As the Delaware Supreme Court noted in Delaware County Employees Retirement Fund v. Sanchez (2015 Del. LEXIS 472), pleading facts to support an inference of a non-disinterested director for purposes of demand futility is difficult.  However, because the allegations must be considered in the entire context and most favorably to the plaintiff under Rule 23.1, the Court of Chancery erred dismissing the complaint.

The case involved a transaction between a private company held by the family of defendant A.R. Sanchez, Jr. – Sanchez Resources, LLC (the “Private Company”), and a public company – Sanchez Energy Corporation (the “Public Company”), in which the Sanchez family constituted the largest stockholder.  The challenged transaction was a $78 million payment from the Public Company to the Private Company for (1) the buyout of private equity investor interests, (2) the acquisition of interests in certain Private Company properties, (3) the facilitation of the joint production of property, and (4) cash payment.  The Plaintiffs alleged the transaction resulted in gross overpayment and unfairly benefited the Private Company.
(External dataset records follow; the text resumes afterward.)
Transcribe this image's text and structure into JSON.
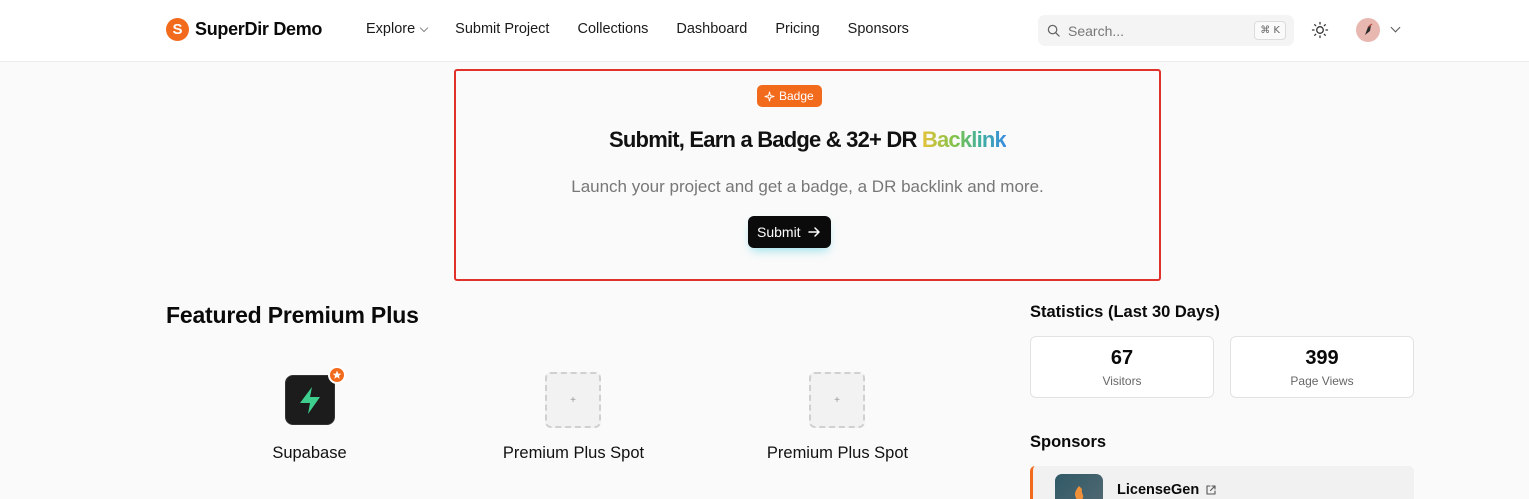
{
  "brand": {
    "logo_letter": "S",
    "name": "SuperDir Demo",
    "accent": "#f26b1d"
  },
  "nav": [
    {
      "label": "Explore",
      "has_dropdown": true
    },
    {
      "label": "Submit Project"
    },
    {
      "label": "Collections"
    },
    {
      "label": "Dashboard"
    },
    {
      "label": "Pricing"
    },
    {
      "label": "Sponsors"
    }
  ],
  "search": {
    "placeholder": "Search...",
    "shortcut": "⌘ K"
  },
  "hero": {
    "badge_label": "Badge",
    "title_main": "Submit, Earn a Badge & 32+ DR ",
    "title_highlight": "Backlink",
    "subtitle": "Launch your project and get a badge, a DR backlink and more.",
    "button_label": "Submit",
    "border_color": "#e0322a"
  },
  "featured": {
    "title": "Featured Premium Plus",
    "items": [
      {
        "label": "Supabase",
        "icon": "supabase-logo"
      },
      {
        "label": "Premium Plus Spot",
        "icon": "plus-icon",
        "icon_text": "+"
      },
      {
        "label": "Premium Plus Spot",
        "icon": "plus-icon",
        "icon_text": "+"
      }
    ]
  },
  "statistics": {
    "title": "Statistics (Last 30 Days)",
    "items": [
      {
        "value": "67",
        "label": "Visitors"
      },
      {
        "value": "399",
        "label": "Page Views"
      }
    ]
  },
  "sponsors": {
    "title": "Sponsors",
    "items": [
      {
        "name": "LicenseGen",
        "icon": "licensegen-logo"
      }
    ]
  }
}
The Court of Chancery dismissed the complaint for failure to allege demand futility.  Plaintiffs appealed.  On appeal, the Parties agreed that two of the five directors were not disinterested – A.R. Sanchez, Jr., and his son A.R. Sanchez, III.  The remaining issue concerned the independence of director Alan Jackson, a longtime friend of A.R. Sanchez, Jr.

The complaint alleged two grounds for Jackson’s lack of independence: (1) the friendship of Jackson and A.R. Sanchez, Jr. which spanned five decades; and (2) the inference that Jackson’s personal wealth was largely attributable to A.R. Sanchez, Jr.  With respect to the first issue, other than the longtime friendship, the Plaintiffs only alleged a political campaign donation to Jackson from A.R. Sanchez, Jr.  With respect to the second issue, Plaintiffs alleged that IBC Insurance Agency, Ltd. (“IBC”), employed Jackson.  IBC also provided insurance services to both the Private and Public Company.  More importantly, IBC is a wholly owned subsidiary of International Bancshares Corporation, of which A.R. Sanchez is both the largest stockholder and a non-independent director, thus exercising significant influence over Jackson.  Finally, the complaint alleged that the $165,000 Jackson earned as a director of the Private Company constituted 30-40% of his income for that year.

The Supreme Court noted that the Chancery Court considered the Plaintiffs’ allegations separately.  However, the law requires that all pleaded facts be considered in their full context and that all inferences be drawn in the plaintiff’s favor (FRCP 23.1).  Defendants attempted to analogize the case to Beam v. Stewart (845 A.2d 1040), but the Court distinguished the general social circle-friendship described in Beam from the long-lasting friendship here, coupled with the additional allegations relating to Jackson’s financial interest.

Under the controlling test in Aronson v. Lewis (473 A.2d 805), the facts considered in Plaintiffs’ favor, raised doubt to Jackson’s independence.  The Court reversed dismissal and remanded for further proceedings.